Baimwho is the founder and owner of Windy City Times as well as publisher of The Chicago Readeroutlined the history of the HIV/AIDS epidemic that began in 1981. She said media bias against most of the people with HIV/AIDS was evident immediately. Baim explained that then President Ronald Reagan ignored the epidemic.
"In 1984, when Chicago had fewer than 100 diagnosed cases of HIV/AIDS, I started work at GayLife newspaper," said Baim. "We started to see our friends and colleagues, advertisers and community members get diagnosed and many of them die within days. At times gay newspapers had several pages of obituaries."
Baim spoke about the many organizations that stepped up to help with the HIV/AIDS epidemic in Chicago including Howard Brown Health, Gay Horizons ( now Center on Halsted ), Open Hand, Kupona Network, Project VIDA, Chicago Women's AIDS Project, Chicago House and AIDS Foundation of Chicago.
"Political activists were fighting back horrible legislation, including quarantine bills," said Baim. "Funeral homes would not take bodes, dentists would not treat those with HIV and landlords kicked out surviving partners."
Baim said there were many people that pushed back against this discrimination during that time including Bobbi Campbell, Dan Turner and others that led to the creation of The Denver Principles. She explained that these principles are still applicable today and encouraged everyone to find them online. Baim also spoke about three notable Chicago men who died of AIDS and the work they didRobert Ford, Dr. Ron Sable and Danny Sotomayor.
"There are approximately 35,728 people living with HIV in Illinois and 19,704 of them are in Chicago," said Baim. "In Illinois nearly 47 percent are African America, 27 percent are Latino and 19 percent are white. As of this year, we have lost about 700,000 people to HIV/AIDS in this country alone. This is more than the combined losses in World War I, World War II, the Korean War, Vietnam War and in Afghanistan and Iraq."
Baim said the fight to end HIV/AIDS is a war that some still do not acknowledge to this day, despite the high number of deaths from the disease.
Chi City Foods and DAB of Consulting Founder Xavier ( they prefer to only use their first name ) and social-justice activist Pat McCombs were also featured speakers.
Xavier said it is important to think about those LGBTQ individuals who are the most vulnerable and what can be done to help them. They explained that their work centers on making local produce available in every neighborhood because it is a social and economic strategy that will help everyone's mental, reproductive and sexual health.

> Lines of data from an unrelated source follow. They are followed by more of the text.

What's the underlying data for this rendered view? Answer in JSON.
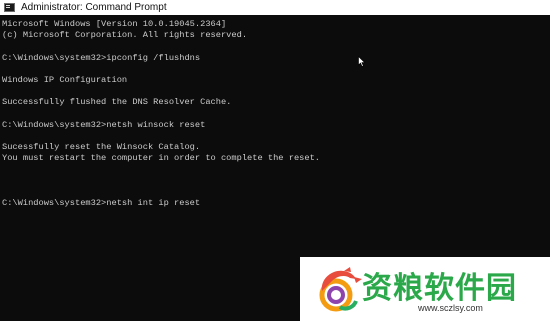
{
  "window": {
    "title": "Administrator: Command Prompt"
  },
  "console": {
    "lines": [
      "Microsoft Windows [Version 10.0.19045.2364]",
      "(c) Microsoft Corporation. All rights reserved.",
      "",
      "C:\\Windows\\system32>ipconfig /flushdns",
      "",
      "Windows IP Configuration",
      "",
      "Successfully flushed the DNS Resolver Cache.",
      "",
      "C:\\Windows\\system32>netsh winsock reset",
      "",
      "Sucessfully reset the Winsock Catalog.",
      "You must restart the computer in order to complete the reset.",
      "",
      "",
      "",
      "C:\\Windows\\system32>netsh int ip reset"
    ]
  },
  "watermark": {
    "name": "资粮软件园",
    "url": "www.sczlsy.com"
  },
  "colors": {
    "console_bg": "#0c0c0c",
    "console_text": "#cccccc",
    "watermark_green": "#2ba84a"
  }
}
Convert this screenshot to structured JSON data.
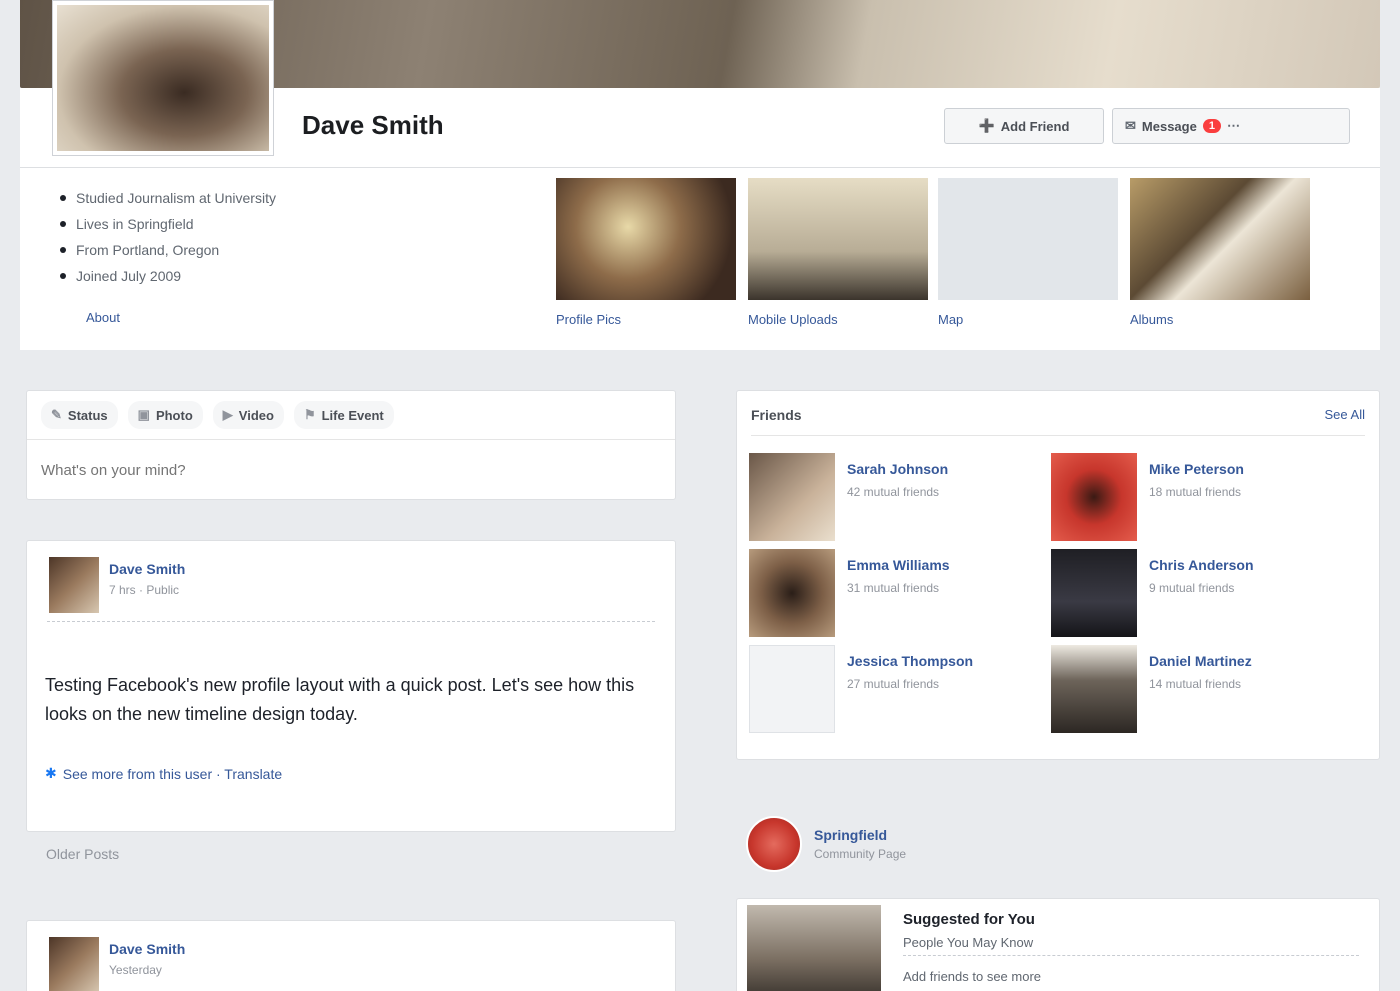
{
  "profile": {
    "name": "Dave Smith",
    "friend_button": "Add Friend",
    "message_button": "Message",
    "message_badge": "1"
  },
  "about": {
    "items": [
      "Studied Journalism at University",
      "Lives in Springfield",
      "From Portland, Oregon",
      "Joined July 2009"
    ],
    "link": "About"
  },
  "photos": {
    "captions": [
      "Profile Pics",
      "Mobile Uploads",
      "Map",
      "Albums"
    ]
  },
  "composer": {
    "tabs": [
      "Status",
      "Photo",
      "Video",
      "Life Event"
    ],
    "placeholder": "What's on your mind?"
  },
  "post": {
    "author": "Dave Smith",
    "meta": "7 hrs · Public",
    "text": "Testing Facebook's new profile layout with a quick post. Let's see how this looks on the new timeline design today.",
    "link_text": "See more from this user · Translate"
  },
  "older_label": "Older Posts",
  "post2": {
    "author": "Dave Smith",
    "meta": "Yesterday"
  },
  "friends": {
    "title": "Friends",
    "see_all": "See All",
    "list": [
      {
        "name": "Sarah Johnson",
        "meta": "42 mutual friends"
      },
      {
        "name": "Mike Peterson",
        "meta": "18 mutual friends"
      },
      {
        "name": "Emma Williams",
        "meta": "31 mutual friends"
      },
      {
        "name": "Chris Anderson",
        "meta": "9 mutual friends"
      },
      {
        "name": "Jessica Thompson",
        "meta": "27 mutual friends"
      },
      {
        "name": "Daniel Martinez",
        "meta": "14 mutual friends"
      }
    ]
  },
  "page": {
    "name": "Springfield",
    "meta": "Community Page"
  },
  "suggestion": {
    "title": "Suggested for You",
    "subtitle": "People You May Know",
    "footer": "Add friends to see more"
  },
  "colors": {
    "link": "#365899",
    "badge": "#fa3e3e",
    "background": "#e9ebee"
  }
}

McCombsan anti-discrimination activist for more than 35 yearssaid, during the 1980s, being an advocate included leading the social network gathering organization Executive Sweet alongside Vera Washington after the founders stepped aside. McCombs also spoke about the work of late activists Jackie Anderson, Vernita Gray and Renae Ogletree within the LGBTQ community as well as the efforts of Affinity Community Services and the Lesbian Community Cancer/Care Project ( the latter which has merged with Howard Brown Health ).
CDPH Acting Commissioner Dr. Allison Arwady spoke about CDPH LGBTQ Health & Outreach Program's beginning in the early 2000s and the Getting to Zero campaign to eliminate new HIV infections.
"The policies that protect LGBTQ Chicagoans are policies that protect the rights of all Chicagoans … to achieve health equity," said Arwady.
Read the keynote remarks in full at www.windycitymediagroup.com/lgbt/Moments-in-the-Public-Health-Response-to-AIDS-CDPH-LGBTQ-Outreach-Keynote-June-28/66482.html .